→ **What you should do**:
What is needed here is an exact copy of all the data.

Data records for software interfaces
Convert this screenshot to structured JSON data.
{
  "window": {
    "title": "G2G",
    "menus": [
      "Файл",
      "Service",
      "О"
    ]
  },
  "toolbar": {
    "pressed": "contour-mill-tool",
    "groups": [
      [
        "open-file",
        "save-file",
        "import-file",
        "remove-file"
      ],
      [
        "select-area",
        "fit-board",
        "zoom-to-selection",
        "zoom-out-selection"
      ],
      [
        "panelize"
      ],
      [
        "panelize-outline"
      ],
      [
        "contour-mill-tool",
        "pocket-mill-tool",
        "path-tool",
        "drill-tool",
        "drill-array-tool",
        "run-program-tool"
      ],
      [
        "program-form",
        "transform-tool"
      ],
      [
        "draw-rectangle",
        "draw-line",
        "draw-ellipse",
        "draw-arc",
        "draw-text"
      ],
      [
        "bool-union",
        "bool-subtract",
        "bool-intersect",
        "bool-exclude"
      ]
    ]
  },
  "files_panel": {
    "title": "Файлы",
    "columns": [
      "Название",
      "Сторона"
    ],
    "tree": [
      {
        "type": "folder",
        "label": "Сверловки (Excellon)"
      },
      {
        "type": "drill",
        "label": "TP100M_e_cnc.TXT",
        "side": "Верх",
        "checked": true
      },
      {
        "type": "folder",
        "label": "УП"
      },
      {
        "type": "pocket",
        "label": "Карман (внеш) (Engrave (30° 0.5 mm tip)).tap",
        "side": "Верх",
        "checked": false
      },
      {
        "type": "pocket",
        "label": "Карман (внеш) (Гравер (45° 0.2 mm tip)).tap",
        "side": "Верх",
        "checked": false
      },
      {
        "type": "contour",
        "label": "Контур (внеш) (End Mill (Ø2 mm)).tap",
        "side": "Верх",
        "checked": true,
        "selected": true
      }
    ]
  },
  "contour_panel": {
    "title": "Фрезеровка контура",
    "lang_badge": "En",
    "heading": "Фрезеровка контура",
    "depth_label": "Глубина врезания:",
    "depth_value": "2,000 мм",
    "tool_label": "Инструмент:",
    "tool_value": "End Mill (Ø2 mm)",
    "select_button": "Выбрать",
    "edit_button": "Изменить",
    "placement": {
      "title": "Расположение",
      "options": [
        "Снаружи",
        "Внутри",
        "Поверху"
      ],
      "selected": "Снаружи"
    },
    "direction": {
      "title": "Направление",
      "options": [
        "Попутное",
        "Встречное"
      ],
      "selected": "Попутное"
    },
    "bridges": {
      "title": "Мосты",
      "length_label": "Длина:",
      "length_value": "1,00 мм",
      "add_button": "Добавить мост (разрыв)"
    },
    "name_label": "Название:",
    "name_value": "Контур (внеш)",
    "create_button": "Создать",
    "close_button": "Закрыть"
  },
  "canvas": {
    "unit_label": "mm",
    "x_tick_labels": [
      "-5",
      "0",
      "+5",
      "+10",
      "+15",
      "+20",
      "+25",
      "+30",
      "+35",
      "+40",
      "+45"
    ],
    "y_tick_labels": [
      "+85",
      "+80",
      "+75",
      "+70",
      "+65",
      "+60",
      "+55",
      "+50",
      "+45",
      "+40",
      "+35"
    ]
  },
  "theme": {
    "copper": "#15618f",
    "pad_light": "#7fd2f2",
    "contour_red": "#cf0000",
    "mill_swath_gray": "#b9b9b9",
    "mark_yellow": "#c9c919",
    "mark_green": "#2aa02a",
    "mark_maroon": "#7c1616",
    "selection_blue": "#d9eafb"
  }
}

→ **Output for this exercise**:
Convert this screenshot to structured JSON data.
{
  "window": {
    "title": "G2G",
    "menus": [
      "Файл",
      "Service",
      "О"
    ]
  },
  "toolbar": {
    "pressed": "contour-mill-tool",
    "groups": [
      [
        "open-file",
        "save-file",
        "import-file",
        "remove-file"
      ],
      [
        "select-area",
        "fit-board",
        "zoom-to-selection",
        "zoom-out-selection"
      ],
      [
        "panelize"
      ],
      [
        "panelize-outline"
      ],
      [
        "contour-mill-tool",
        "pocket-mill-tool",
        "path-tool",
        "drill-tool",
        "drill-array-tool",
        "run-program-tool"
      ],
      [
        "program-form",
        "transform-tool"
      ],
      [
        "draw-rectangle",
        "draw-line",
        "draw-ellipse",
        "draw-arc",
        "draw-text"
      ],
      [
        "bool-union",
        "bool-subtract",
        "bool-intersect",
        "bool-exclude"
      ]
    ]
  },
  "files_panel": {
    "title": "Файлы",
    "columns": [
      "Название",
      "Сторона"
    ],
    "tree": [
      {
        "type": "folder",
        "label": "Сверловки (Excellon)"
      },
      {
        "type": "drill",
        "label": "TP100M_e_cnc.TXT",
        "side": "Верх",
        "checked": true
      },
      {
        "type": "folder",
        "label": "УП"
      },
      {
        "type": "pocket",
        "label": "Карман (внеш) (Engrave (30° 0.5 mm tip)).tap",
        "side": "Верх",
        "checked": false
      },
      {
        "type": "pocket",
        "label": "Карман (внеш) (Гравер (45° 0.2 mm tip)).tap",
        "side": "Верх",
        "checked": false
      },
      {
        "type": "contour",
        "label": "Контур (внеш) (End Mill (Ø2 mm)).tap",
        "side": "Верх",
        "checked": true,
        "selected": true
      }
    ]
  },
  "contour_panel": {
    "title": "Фрезеровка контура",
    "lang_badge": "En",
    "heading": "Фрезеровка контура",
    "depth_label": "Глубина врезания:",
    "depth_value": "2,000 мм",
    "tool_label": "Инструмент:",
    "tool_value": "End Mill (Ø2 mm)",
    "select_button": "Выбрать",
    "edit_button": "Изменить",
    "placement": {
      "title": "Расположение",
      "options": [
        "Снаружи",
        "Внутри",
        "Поверху"
      ],
      "selected": "Снаружи"
    },
    "direction": {
      "title": "Направление",
      "options": [
        "Попутное",
        "Встречное"
      ],
      "selected": "Попутное"
    },
    "bridges": {
      "title": "Мосты",
      "length_label": "Длина:",
      "length_value": "1,00 мм",
      "add_button": "Добавить мост (разрыв)"
    },
    "name_label": "Название:",
    "name_value": "Контур (внеш)",
    "create_button": "Создать",
    "close_button": "Закрыть"
  },
  "canvas": {
    "unit_label": "mm",
    "x_tick_labels": [
      "-5",
      "0",
      "+5",
      "+10",
      "+15",
      "+20",
      "+25",
      "+30",
      "+35",
      "+40",
      "+45"
    ],
    "y_tick_labels": [
      "+85",
      "+80",
      "+75",
      "+70",
      "+65",
      "+60",
      "+55",
      "+50",
      "+45",
      "+40",
      "+35"
    ]
  },
  "theme": {
    "copper": "#15618f",
    "pad_light": "#7fd2f2",
    "contour_red": "#cf0000",
    "mill_swath_gray": "#b9b9b9",
    "mark_yellow": "#c9c919",
    "mark_green": "#2aa02a",
    "mark_maroon": "#7c1616",
    "selection_blue": "#d9eafb"
  }
}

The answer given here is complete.